Abstract

Smart health devices and applications become an integral aspect of all aspects of everyday life, especially in the field of health, constituting the ‘eHealth movement’. The growing prevalence of chronic illnesses all over the world calls for a more important place for eHealth alongside conventional preventive services. However, research about these devices is at a nascent stage. To date, little is known about the real value of these devices as tools for chronic illness management. Given this consideration, in this dissertation, I aim to unveil how smart health devices change the dyadic illness management behaviors of parents with chronic illnesses and their adult children by focusing on a collaborative chronic illness management system.

The existing literature on Internet interventions often misses the critical IT capability and as a result it cannot bring in new insights or radically transcend the achievements of the research on traditional interventions. This dissertation breaks through this barriers. I investigate the mechanisms of the focal healthcare system and conceptualize two IT capabilities. In order to improve the quality of adult children’s social support offered to their parents, I divide social support into positive and negative aspects and elaborate their dimensions in the context where children live far from their parents. Therefore, I can discuss the determinants of positive and negative social support and solve the paradoxical effects of enacted support on health outcomes.

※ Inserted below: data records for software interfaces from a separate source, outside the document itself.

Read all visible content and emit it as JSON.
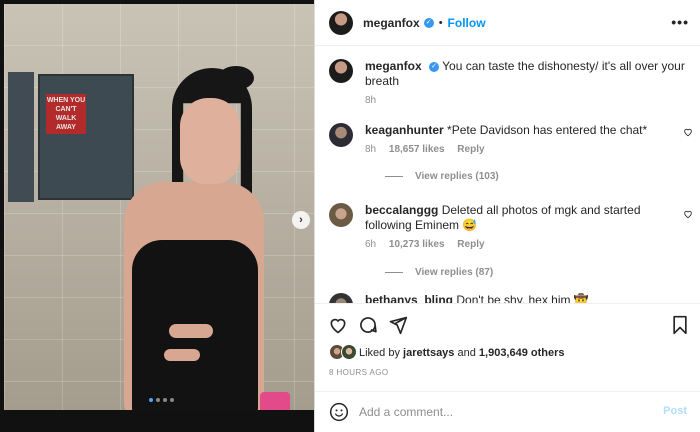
{
  "post": {
    "username": "meganfox",
    "separator": "•",
    "follow_label": "Follow",
    "more_label": "•••",
    "photo_nav": "›",
    "caption_text": "You can taste the dishonesty/ it's all over your breath",
    "caption_time": "8h"
  },
  "comments": [
    {
      "username": "keaganhunter",
      "text": "*Pete Davidson has entered the chat*",
      "time": "8h",
      "likes": "18,657 likes",
      "reply_label": "Reply",
      "view_replies": "View replies (103)"
    },
    {
      "username": "beccalanggg",
      "text": "Deleted all photos of mgk and started following Eminem 😅",
      "time": "6h",
      "likes": "10,273 likes",
      "reply_label": "Reply",
      "view_replies": "View replies (87)"
    },
    {
      "username": "bethanys_bling",
      "text": "Don't be shy, hex him 🤠"
    }
  ],
  "likes": {
    "prefix": "Liked by",
    "user": "jarettsays",
    "conj": "and",
    "count": "1,903,649 others"
  },
  "time_ago": "8 HOURS AGO",
  "add_comment": {
    "placeholder": "Add a comment...",
    "post_label": "Post"
  },
  "poster": {
    "text": "WHEN YOU CAN'T WALK AWAY"
  },
  "carousel": {
    "count": 4,
    "active_index": 0
  },
  "colors": {
    "accent": "#0095f6",
    "verified": "#3897f0",
    "muted": "#8e8e8e",
    "post_disabled": "#b2dffc"
  },
  "icons": [
    "heart-icon",
    "comment-icon",
    "share-icon",
    "bookmark-icon",
    "emoji-icon",
    "more-icon",
    "verified-icon",
    "chevron-right-icon"
  ]
}
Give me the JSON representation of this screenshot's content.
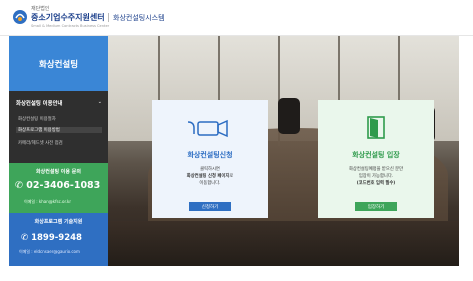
{
  "header": {
    "org_small": "재단법인",
    "org_name": "중소기업수주지원센터",
    "org_sub": "Small & Medium Contracts Business Center",
    "app_name": "화상컨설팅시스템"
  },
  "sidebar": {
    "title": "화상컨설팅",
    "section_title": "화상컨설팅 이용안내",
    "items": [
      {
        "label": "화상컨설팅 이용절차",
        "active": false
      },
      {
        "label": "화상프로그램 이용방법",
        "active": true
      },
      {
        "label": "카메라/헤드셋 사전 점검",
        "active": false
      }
    ],
    "contact": {
      "title": "화상컨설팅 이용 문의",
      "phone": "02-3406-1083",
      "email": "이메일 : khan@kfsc.or.kr"
    },
    "tech": {
      "title": "화상프로그램 기술지원",
      "phone": "1899-9248",
      "email": "이메일 : eldcnsaer@gaurio.com"
    }
  },
  "cards": {
    "apply": {
      "icon": "camera-icon",
      "title": "화상컨설팅신청",
      "desc_line1": "클릭하시면",
      "desc_line2_bold": "화상컨설팅 신청 페이지",
      "desc_line2_rest": "로",
      "desc_line3": "이동합니다.",
      "button": "신청하기"
    },
    "enter": {
      "icon": "door-enter-icon",
      "title": "화상컨설팅 입장",
      "desc_line1": "화상컨설팅예정을 받으신 분만",
      "desc_line2": "입장이 가능합니다.",
      "desc_line3": "(코드번호 입력 필수)",
      "button": "입장하기"
    }
  },
  "colors": {
    "primary_blue": "#2f6fc2",
    "sidebar_title_blue": "#3a86d6",
    "primary_green": "#3ea55a",
    "sidebar_dark": "#2b2b2b"
  }
}
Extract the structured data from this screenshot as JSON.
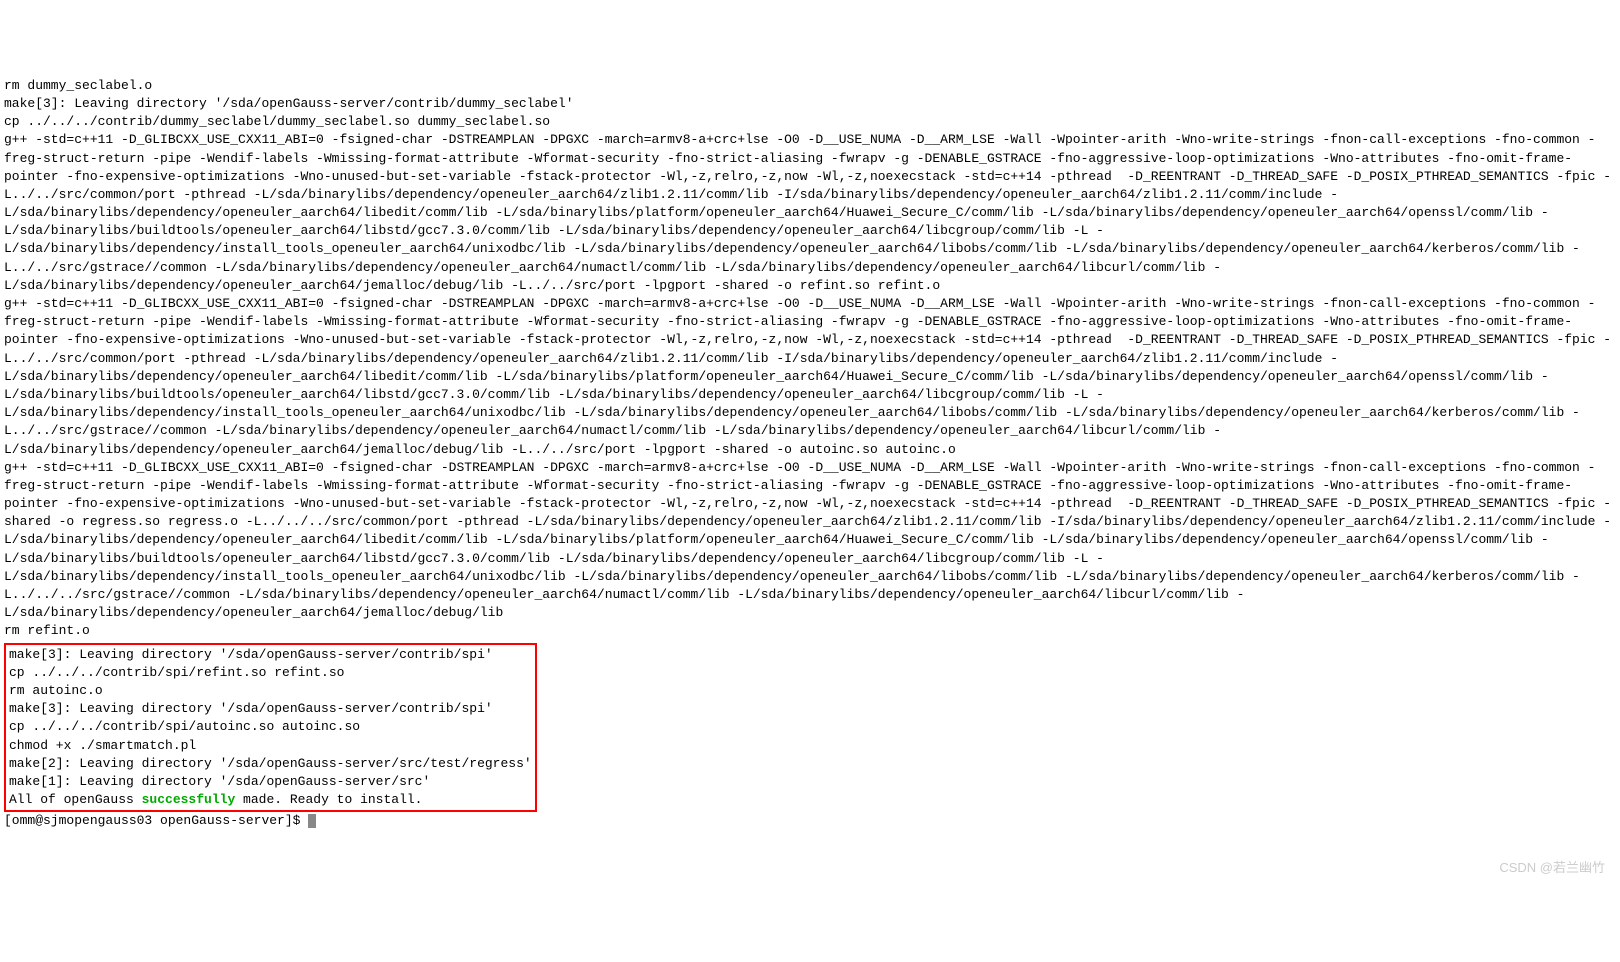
{
  "terminal": {
    "block1": "rm dummy_seclabel.o\nmake[3]: Leaving directory '/sda/openGauss-server/contrib/dummy_seclabel'\ncp ../../../contrib/dummy_seclabel/dummy_seclabel.so dummy_seclabel.so\ng++ -std=c++11 -D_GLIBCXX_USE_CXX11_ABI=0 -fsigned-char -DSTREAMPLAN -DPGXC -march=armv8-a+crc+lse -O0 -D__USE_NUMA -D__ARM_LSE -Wall -Wpointer-arith -Wno-write-strings -fnon-call-exceptions -fno-common -freg-struct-return -pipe -Wendif-labels -Wmissing-format-attribute -Wformat-security -fno-strict-aliasing -fwrapv -g -DENABLE_GSTRACE -fno-aggressive-loop-optimizations -Wno-attributes -fno-omit-frame-pointer -fno-expensive-optimizations -Wno-unused-but-set-variable -fstack-protector -Wl,-z,relro,-z,now -Wl,-z,noexecstack -std=c++14 -pthread  -D_REENTRANT -D_THREAD_SAFE -D_POSIX_PTHREAD_SEMANTICS -fpic -L../../src/common/port -pthread -L/sda/binarylibs/dependency/openeuler_aarch64/zlib1.2.11/comm/lib -I/sda/binarylibs/dependency/openeuler_aarch64/zlib1.2.11/comm/include -L/sda/binarylibs/dependency/openeuler_aarch64/libedit/comm/lib -L/sda/binarylibs/platform/openeuler_aarch64/Huawei_Secure_C/comm/lib -L/sda/binarylibs/dependency/openeuler_aarch64/openssl/comm/lib -L/sda/binarylibs/buildtools/openeuler_aarch64/libstd/gcc7.3.0/comm/lib -L/sda/binarylibs/dependency/openeuler_aarch64/libcgroup/comm/lib -L -L/sda/binarylibs/dependency/install_tools_openeuler_aarch64/unixodbc/lib -L/sda/binarylibs/dependency/openeuler_aarch64/libobs/comm/lib -L/sda/binarylibs/dependency/openeuler_aarch64/kerberos/comm/lib -L../../src/gstrace//common -L/sda/binarylibs/dependency/openeuler_aarch64/numactl/comm/lib -L/sda/binarylibs/dependency/openeuler_aarch64/libcurl/comm/lib -L/sda/binarylibs/dependency/openeuler_aarch64/jemalloc/debug/lib -L../../src/port -lpgport -shared -o refint.so refint.o\ng++ -std=c++11 -D_GLIBCXX_USE_CXX11_ABI=0 -fsigned-char -DSTREAMPLAN -DPGXC -march=armv8-a+crc+lse -O0 -D__USE_NUMA -D__ARM_LSE -Wall -Wpointer-arith -Wno-write-strings -fnon-call-exceptions -fno-common -freg-struct-return -pipe -Wendif-labels -Wmissing-format-attribute -Wformat-security -fno-strict-aliasing -fwrapv -g -DENABLE_GSTRACE -fno-aggressive-loop-optimizations -Wno-attributes -fno-omit-frame-pointer -fno-expensive-optimizations -Wno-unused-but-set-variable -fstack-protector -Wl,-z,relro,-z,now -Wl,-z,noexecstack -std=c++14 -pthread  -D_REENTRANT -D_THREAD_SAFE -D_POSIX_PTHREAD_SEMANTICS -fpic -L../../src/common/port -pthread -L/sda/binarylibs/dependency/openeuler_aarch64/zlib1.2.11/comm/lib -I/sda/binarylibs/dependency/openeuler_aarch64/zlib1.2.11/comm/include -L/sda/binarylibs/dependency/openeuler_aarch64/libedit/comm/lib -L/sda/binarylibs/platform/openeuler_aarch64/Huawei_Secure_C/comm/lib -L/sda/binarylibs/dependency/openeuler_aarch64/openssl/comm/lib -L/sda/binarylibs/buildtools/openeuler_aarch64/libstd/gcc7.3.0/comm/lib -L/sda/binarylibs/dependency/openeuler_aarch64/libcgroup/comm/lib -L -L/sda/binarylibs/dependency/install_tools_openeuler_aarch64/unixodbc/lib -L/sda/binarylibs/dependency/openeuler_aarch64/libobs/comm/lib -L/sda/binarylibs/dependency/openeuler_aarch64/kerberos/comm/lib -L../../src/gstrace//common -L/sda/binarylibs/dependency/openeuler_aarch64/numactl/comm/lib -L/sda/binarylibs/dependency/openeuler_aarch64/libcurl/comm/lib -L/sda/binarylibs/dependency/openeuler_aarch64/jemalloc/debug/lib -L../../src/port -lpgport -shared -o autoinc.so autoinc.o\ng++ -std=c++11 -D_GLIBCXX_USE_CXX11_ABI=0 -fsigned-char -DSTREAMPLAN -DPGXC -march=armv8-a+crc+lse -O0 -D__USE_NUMA -D__ARM_LSE -Wall -Wpointer-arith -Wno-write-strings -fnon-call-exceptions -fno-common -freg-struct-return -pipe -Wendif-labels -Wmissing-format-attribute -Wformat-security -fno-strict-aliasing -fwrapv -g -DENABLE_GSTRACE -fno-aggressive-loop-optimizations -Wno-attributes -fno-omit-frame-pointer -fno-expensive-optimizations -Wno-unused-but-set-variable -fstack-protector -Wl,-z,relro,-z,now -Wl,-z,noexecstack -std=c++14 -pthread  -D_REENTRANT -D_THREAD_SAFE -D_POSIX_PTHREAD_SEMANTICS -fpic -shared -o regress.so regress.o -L../../../src/common/port -pthread -L/sda/binarylibs/dependency/openeuler_aarch64/zlib1.2.11/comm/lib -I/sda/binarylibs/dependency/openeuler_aarch64/zlib1.2.11/comm/include -L/sda/binarylibs/dependency/openeuler_aarch64/libedit/comm/lib -L/sda/binarylibs/platform/openeuler_aarch64/Huawei_Secure_C/comm/lib -L/sda/binarylibs/dependency/openeuler_aarch64/openssl/comm/lib -L/sda/binarylibs/buildtools/openeuler_aarch64/libstd/gcc7.3.0/comm/lib -L/sda/binarylibs/dependency/openeuler_aarch64/libcgroup/comm/lib -L -L/sda/binarylibs/dependency/install_tools_openeuler_aarch64/unixodbc/lib -L/sda/binarylibs/dependency/openeuler_aarch64/libobs/comm/lib -L/sda/binarylibs/dependency/openeuler_aarch64/kerberos/comm/lib -L../../../src/gstrace//common -L/sda/binarylibs/dependency/openeuler_aarch64/numactl/comm/lib -L/sda/binarylibs/dependency/openeuler_aarch64/libcurl/comm/lib -L/sda/binarylibs/dependency/openeuler_aarch64/jemalloc/debug/lib\nrm refint.o",
    "highlighted": {
      "line1": "make[3]: Leaving directory '/sda/openGauss-server/contrib/spi'",
      "line2": "cp ../../../contrib/spi/refint.so refint.so",
      "line3": "rm autoinc.o",
      "line4": "make[3]: Leaving directory '/sda/openGauss-server/contrib/spi'",
      "line5": "cp ../../../contrib/spi/autoinc.so autoinc.so",
      "line6": "chmod +x ./smartmatch.pl",
      "line7": "make[2]: Leaving directory '/sda/openGauss-server/src/test/regress'",
      "line8": "make[1]: Leaving directory '/sda/openGauss-server/src'",
      "line9_part1": "All of openGauss ",
      "line9_success": "successfully",
      "line9_part2": " made. Ready to install."
    },
    "prompt": "[omm@sjmopengauss03 openGauss-server]$ "
  },
  "watermark": "CSDN @若兰幽竹"
}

Ground in social support theories, I develop a model that explains how IT capability (i.e., sensing capability and knowledge quality) facilitates positive social support (i.e., instrumental, emotional, informational support) and restrains negative social support (i.e., avoidance and blame) by influencing adult children’s evaluation of parents’ coping and their self-efficacy in providing support. Survey data from 146 pairs of parents and their adult children validates the structural model. The results show that high sensing capability enables adult children to understand parents’ health status and coping behaviors comprehensively thereby increasing the positive support provision and decreasing the negative support provision. High knowledge quality enhances adult children’s self-efficacy in providing support thereby improving the quality of social support. Besides, sensing functionality results in children’s overestimation of parents’ coping as smart health devices bring a greater sense of security to adult children.